*WHAT IS NEEDED*: From the entries below, please gather each line containing the string "screenshot".

*RECORDS FOR THIS EXERCISE*:

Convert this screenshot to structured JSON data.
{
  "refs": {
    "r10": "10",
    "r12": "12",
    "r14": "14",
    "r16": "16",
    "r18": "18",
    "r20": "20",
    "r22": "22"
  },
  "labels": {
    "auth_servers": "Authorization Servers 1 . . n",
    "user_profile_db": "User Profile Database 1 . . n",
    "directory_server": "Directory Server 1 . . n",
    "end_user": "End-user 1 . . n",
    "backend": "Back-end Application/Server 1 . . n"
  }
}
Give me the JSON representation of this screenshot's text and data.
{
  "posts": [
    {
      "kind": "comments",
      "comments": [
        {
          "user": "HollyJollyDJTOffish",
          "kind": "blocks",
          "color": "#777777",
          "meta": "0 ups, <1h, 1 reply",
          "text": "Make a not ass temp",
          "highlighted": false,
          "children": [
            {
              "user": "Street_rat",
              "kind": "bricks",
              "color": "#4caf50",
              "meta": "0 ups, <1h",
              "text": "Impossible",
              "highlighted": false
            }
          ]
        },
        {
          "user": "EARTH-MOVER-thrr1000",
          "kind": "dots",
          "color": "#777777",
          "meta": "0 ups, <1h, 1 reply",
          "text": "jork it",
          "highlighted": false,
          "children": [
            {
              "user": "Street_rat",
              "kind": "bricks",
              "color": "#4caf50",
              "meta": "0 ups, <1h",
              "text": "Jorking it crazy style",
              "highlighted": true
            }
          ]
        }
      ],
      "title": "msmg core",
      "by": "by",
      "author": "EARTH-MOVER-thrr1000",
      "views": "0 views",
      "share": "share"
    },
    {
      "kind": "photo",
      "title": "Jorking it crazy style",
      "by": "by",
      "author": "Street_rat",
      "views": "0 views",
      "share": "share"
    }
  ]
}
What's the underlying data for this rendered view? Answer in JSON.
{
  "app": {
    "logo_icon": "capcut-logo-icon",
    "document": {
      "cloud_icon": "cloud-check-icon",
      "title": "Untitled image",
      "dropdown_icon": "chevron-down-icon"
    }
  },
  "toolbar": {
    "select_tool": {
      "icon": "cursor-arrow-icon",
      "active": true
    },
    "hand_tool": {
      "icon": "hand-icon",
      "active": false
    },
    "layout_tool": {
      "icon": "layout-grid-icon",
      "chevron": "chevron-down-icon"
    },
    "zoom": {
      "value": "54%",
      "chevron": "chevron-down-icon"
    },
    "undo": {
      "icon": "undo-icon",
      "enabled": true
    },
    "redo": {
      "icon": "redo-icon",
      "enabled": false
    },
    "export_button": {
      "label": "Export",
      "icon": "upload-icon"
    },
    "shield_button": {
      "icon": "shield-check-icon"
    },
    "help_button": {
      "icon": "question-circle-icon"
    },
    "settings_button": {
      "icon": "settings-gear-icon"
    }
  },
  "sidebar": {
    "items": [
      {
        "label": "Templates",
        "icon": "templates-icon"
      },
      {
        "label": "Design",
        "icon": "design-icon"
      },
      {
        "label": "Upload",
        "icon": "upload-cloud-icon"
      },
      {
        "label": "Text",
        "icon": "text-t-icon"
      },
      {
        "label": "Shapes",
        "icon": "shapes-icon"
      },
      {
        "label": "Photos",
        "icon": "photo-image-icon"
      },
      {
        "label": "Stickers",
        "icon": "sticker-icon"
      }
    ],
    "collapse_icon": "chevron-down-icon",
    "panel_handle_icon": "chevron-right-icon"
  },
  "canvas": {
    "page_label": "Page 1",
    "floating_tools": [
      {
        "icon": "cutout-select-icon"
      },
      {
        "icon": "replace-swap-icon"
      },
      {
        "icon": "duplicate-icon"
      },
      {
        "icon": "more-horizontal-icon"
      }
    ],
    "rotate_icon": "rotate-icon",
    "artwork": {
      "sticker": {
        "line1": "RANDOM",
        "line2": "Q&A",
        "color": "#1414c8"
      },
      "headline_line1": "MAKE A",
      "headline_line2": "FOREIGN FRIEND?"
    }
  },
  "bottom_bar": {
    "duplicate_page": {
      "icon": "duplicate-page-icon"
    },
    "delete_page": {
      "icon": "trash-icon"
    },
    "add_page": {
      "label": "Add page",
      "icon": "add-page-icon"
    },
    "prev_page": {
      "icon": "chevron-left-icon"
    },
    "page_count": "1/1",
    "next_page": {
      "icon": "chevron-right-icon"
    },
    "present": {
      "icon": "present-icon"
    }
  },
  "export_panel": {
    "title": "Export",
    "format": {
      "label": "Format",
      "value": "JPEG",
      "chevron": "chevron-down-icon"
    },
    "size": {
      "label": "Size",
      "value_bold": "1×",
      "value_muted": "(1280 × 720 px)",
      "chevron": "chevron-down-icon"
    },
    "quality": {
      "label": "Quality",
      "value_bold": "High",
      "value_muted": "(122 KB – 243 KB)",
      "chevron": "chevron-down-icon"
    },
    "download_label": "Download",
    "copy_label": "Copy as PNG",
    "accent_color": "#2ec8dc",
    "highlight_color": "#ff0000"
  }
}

*RESULT OF THE EXERCISE*:
Convert this screenshot to structured JSON data.
Give me the JSON representation of this screenshot's text and data.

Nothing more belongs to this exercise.